Florida is still reeling from the devastation of Hurricane Ian, which ravaged the state earlier this week, causing extensive damage to coastal cities Sarasota, Naples and Fort Myers. Since 1993, the Red Sox have made their spring training home in Fort Myers, playing Grapefruit League games at JetBlue Park. While the stadium remains mostly intact, JetBlue Park was impacted by the storm, resulting in toppled street signs, wind-damaged poles and fallen trees.
The concourse was also affected, with most of the signage missing from this concession stand.
In conjunction with the Twins (who also have a facility in Fort Myers), the Red Sox issued a press release Friday, pledging to take an active role in the city’s recovery efforts while sending love and support to all those affected by Ian.
While early forecasts suggested Tampa would be hit hardest, Fort Myers bore the brunt of Ian, leading to widespread flooding brought on by intense storm surges with sustained winds of over 100 mph. Now wreaking havoc on the Carolinas, Ian’s impact on Southwest Florida was unprecedented, with surreal scenes like this providing a haunting memory of one of the deadliest storms to ever make landfall in the United States.
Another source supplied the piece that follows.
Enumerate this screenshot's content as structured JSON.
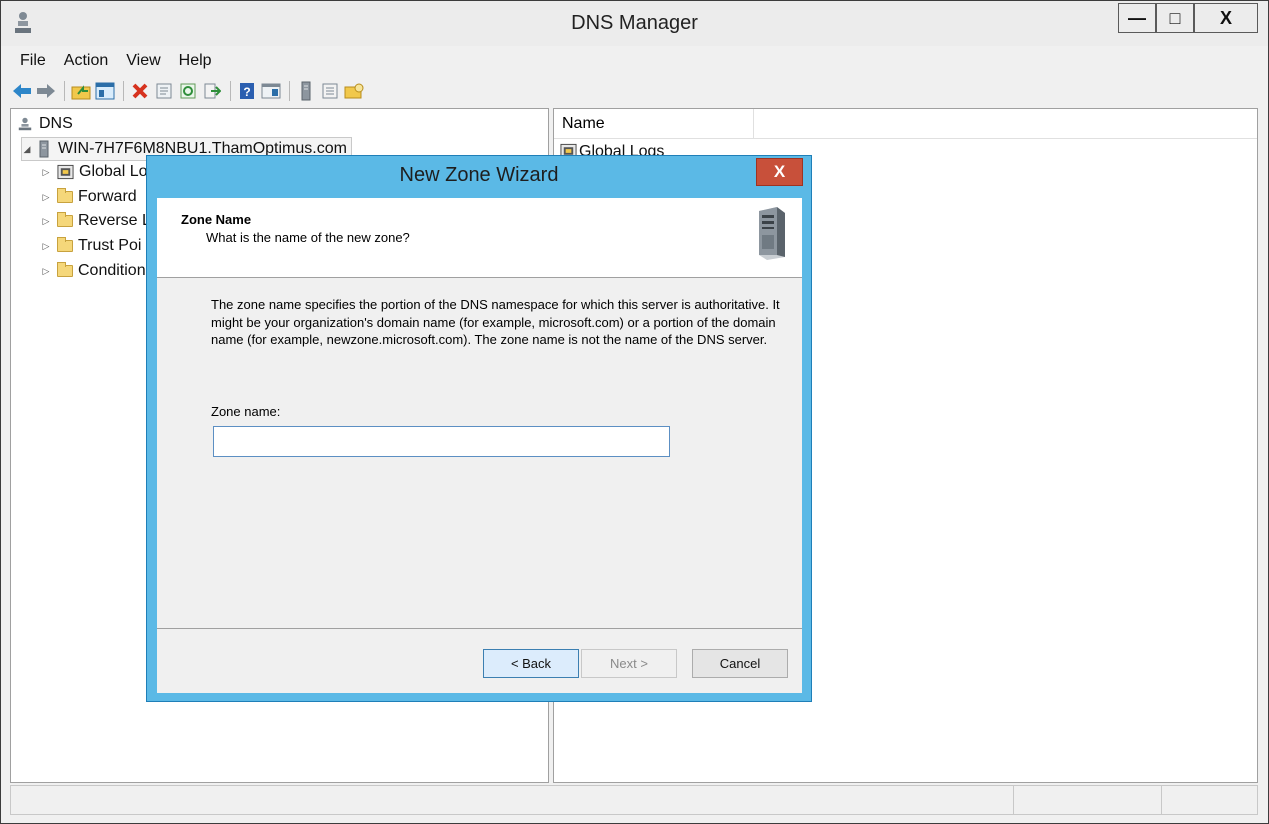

Hurricane season is always a scary time in our country, though even more so in recent years, as global warming and climate change conspire to make catastrophic weather events a more frequent occurrence. While the Red Sox have to be relieved Fenway South was spared the worst of Ian, that doesn’t make what happened in Florida this week any less heartbreaking, an unspeakable tragedy that will take Fort Myers and its surrounding communities months, if not years, to recover from.